Although options for pharmacologic treatment for depression have grown seemingly exponentially over the past several decades, the current armamentarium of antidepressants continues to have limitations of both efficacy and tolerability. The problems include an unacceptable lack of efficacy, delayed onset of therapeutic effects, an inability to predict responses to one or another agent, drug-drug interactions, and difficulty with tolerability during both acute and chronic treatment.
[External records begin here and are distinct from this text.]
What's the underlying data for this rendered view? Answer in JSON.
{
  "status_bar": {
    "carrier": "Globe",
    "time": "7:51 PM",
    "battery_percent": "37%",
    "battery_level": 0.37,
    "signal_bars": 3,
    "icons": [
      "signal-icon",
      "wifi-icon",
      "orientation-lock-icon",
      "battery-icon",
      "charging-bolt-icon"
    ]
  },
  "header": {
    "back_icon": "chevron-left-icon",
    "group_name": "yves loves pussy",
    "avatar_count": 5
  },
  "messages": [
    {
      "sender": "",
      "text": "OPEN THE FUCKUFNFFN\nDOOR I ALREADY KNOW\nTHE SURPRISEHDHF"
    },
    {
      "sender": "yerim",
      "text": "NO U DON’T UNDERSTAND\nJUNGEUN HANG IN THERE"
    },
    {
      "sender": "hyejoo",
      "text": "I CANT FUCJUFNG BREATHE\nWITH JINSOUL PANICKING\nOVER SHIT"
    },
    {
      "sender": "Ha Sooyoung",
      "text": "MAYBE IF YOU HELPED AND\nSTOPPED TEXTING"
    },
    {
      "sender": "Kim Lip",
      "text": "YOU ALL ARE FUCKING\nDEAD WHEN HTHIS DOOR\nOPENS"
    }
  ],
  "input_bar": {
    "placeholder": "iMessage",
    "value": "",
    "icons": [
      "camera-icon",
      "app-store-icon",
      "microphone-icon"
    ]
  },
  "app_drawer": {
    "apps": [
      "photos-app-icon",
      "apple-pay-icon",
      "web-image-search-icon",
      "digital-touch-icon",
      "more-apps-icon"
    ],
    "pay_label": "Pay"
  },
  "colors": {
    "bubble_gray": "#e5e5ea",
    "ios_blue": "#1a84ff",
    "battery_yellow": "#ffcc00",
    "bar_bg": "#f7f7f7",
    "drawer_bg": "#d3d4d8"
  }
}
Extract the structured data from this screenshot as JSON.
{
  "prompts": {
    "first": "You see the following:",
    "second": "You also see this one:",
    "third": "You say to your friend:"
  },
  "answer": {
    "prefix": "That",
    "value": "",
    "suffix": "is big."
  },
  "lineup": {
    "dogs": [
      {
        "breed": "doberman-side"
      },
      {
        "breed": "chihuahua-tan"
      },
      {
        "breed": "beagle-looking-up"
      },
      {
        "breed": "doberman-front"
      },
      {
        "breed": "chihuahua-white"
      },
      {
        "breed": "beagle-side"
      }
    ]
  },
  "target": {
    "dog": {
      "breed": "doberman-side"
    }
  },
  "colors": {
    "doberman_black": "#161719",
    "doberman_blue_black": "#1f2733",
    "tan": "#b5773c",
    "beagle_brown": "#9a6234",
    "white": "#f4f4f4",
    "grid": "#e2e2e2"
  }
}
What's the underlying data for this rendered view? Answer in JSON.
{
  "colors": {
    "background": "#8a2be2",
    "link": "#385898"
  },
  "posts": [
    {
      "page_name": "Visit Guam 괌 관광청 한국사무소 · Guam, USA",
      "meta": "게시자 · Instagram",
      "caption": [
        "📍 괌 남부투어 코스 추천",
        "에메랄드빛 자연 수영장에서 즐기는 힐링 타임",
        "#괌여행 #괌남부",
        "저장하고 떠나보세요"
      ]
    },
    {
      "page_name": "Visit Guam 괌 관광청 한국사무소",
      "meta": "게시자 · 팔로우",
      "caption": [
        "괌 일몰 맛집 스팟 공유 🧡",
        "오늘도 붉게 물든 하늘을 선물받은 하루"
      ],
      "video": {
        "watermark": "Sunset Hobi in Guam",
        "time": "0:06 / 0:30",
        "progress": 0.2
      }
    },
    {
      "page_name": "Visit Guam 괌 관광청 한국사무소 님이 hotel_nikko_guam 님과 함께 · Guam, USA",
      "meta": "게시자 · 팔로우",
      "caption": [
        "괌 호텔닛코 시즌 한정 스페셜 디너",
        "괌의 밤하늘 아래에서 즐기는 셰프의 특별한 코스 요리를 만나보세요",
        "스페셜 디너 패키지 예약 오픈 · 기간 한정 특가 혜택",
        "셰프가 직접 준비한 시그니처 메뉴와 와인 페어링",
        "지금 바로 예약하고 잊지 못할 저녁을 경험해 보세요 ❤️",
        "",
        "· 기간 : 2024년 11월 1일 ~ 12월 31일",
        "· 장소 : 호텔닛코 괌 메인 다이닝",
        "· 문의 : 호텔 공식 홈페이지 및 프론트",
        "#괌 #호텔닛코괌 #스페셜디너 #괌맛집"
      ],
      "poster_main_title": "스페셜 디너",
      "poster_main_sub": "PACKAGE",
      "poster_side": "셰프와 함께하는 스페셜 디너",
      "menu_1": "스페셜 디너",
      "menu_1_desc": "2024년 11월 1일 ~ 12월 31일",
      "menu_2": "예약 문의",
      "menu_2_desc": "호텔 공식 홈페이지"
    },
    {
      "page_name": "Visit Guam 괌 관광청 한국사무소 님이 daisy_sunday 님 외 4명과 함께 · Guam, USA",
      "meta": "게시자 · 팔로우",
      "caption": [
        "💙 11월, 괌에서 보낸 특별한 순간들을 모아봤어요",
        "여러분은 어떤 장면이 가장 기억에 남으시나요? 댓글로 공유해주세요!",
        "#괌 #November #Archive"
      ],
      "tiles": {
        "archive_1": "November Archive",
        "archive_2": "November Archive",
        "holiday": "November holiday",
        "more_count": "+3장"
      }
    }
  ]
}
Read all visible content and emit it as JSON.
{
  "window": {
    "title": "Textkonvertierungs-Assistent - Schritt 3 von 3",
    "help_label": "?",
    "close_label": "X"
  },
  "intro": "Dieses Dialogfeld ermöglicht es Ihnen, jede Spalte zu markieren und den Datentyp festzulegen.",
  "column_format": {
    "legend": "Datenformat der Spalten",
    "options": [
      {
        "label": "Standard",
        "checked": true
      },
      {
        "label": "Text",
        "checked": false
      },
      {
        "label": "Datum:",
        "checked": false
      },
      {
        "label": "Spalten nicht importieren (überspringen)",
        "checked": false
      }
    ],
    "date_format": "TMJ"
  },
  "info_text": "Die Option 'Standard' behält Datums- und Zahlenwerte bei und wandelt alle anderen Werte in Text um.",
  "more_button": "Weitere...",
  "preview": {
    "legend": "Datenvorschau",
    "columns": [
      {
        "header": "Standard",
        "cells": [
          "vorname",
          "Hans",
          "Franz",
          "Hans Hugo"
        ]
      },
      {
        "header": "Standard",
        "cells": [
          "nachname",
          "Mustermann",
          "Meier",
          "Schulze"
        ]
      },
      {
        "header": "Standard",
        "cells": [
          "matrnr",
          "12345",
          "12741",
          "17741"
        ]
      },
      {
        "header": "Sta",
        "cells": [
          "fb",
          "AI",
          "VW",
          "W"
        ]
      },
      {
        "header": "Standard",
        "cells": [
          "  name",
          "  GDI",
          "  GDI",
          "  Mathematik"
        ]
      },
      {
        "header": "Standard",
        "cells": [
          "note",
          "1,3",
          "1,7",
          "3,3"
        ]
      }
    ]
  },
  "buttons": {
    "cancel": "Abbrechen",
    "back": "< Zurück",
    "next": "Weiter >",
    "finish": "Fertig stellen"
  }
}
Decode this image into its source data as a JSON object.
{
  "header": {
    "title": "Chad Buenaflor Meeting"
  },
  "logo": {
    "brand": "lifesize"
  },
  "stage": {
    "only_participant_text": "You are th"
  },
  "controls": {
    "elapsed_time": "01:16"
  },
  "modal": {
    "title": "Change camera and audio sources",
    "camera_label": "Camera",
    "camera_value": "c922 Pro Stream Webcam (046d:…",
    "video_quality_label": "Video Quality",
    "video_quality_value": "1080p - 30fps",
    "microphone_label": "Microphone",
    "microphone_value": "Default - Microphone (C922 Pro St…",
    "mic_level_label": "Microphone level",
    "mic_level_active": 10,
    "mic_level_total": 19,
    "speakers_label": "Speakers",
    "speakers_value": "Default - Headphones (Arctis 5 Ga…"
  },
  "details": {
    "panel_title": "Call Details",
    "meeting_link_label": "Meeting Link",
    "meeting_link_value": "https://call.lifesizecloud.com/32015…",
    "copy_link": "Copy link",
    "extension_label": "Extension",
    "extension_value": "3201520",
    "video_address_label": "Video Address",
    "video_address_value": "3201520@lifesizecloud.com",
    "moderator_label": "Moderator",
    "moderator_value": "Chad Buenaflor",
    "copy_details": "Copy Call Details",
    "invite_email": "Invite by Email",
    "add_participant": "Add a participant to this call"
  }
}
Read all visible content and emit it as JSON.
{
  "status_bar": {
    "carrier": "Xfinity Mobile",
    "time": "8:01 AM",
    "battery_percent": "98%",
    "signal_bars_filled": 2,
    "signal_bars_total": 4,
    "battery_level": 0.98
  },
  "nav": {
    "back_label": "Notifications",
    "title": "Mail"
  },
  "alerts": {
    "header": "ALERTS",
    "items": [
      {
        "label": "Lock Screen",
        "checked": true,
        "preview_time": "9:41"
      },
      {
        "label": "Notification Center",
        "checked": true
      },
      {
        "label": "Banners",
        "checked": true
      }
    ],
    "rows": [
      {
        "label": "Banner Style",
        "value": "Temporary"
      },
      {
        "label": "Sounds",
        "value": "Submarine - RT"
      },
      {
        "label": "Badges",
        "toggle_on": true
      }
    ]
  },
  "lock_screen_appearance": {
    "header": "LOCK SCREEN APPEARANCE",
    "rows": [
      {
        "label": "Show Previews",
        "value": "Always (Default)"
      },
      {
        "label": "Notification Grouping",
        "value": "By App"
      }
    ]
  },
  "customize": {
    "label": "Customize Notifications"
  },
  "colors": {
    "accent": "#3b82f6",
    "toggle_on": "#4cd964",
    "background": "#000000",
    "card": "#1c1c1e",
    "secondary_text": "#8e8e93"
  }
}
This article reviews the problems that persist in the use of currently available antidepressant medications and presents a list of attributes that would be characteristic of the ideal antidepressant.
|Original language||English (US)|
|Number of pages||11|
|Journal||Journal of Clinical Psychiatry|
|Issue number||SUPPL. 10|
|State||Published - Aug 7 2000|
ASJC Scopus subject areas
- Psychiatry and Mental health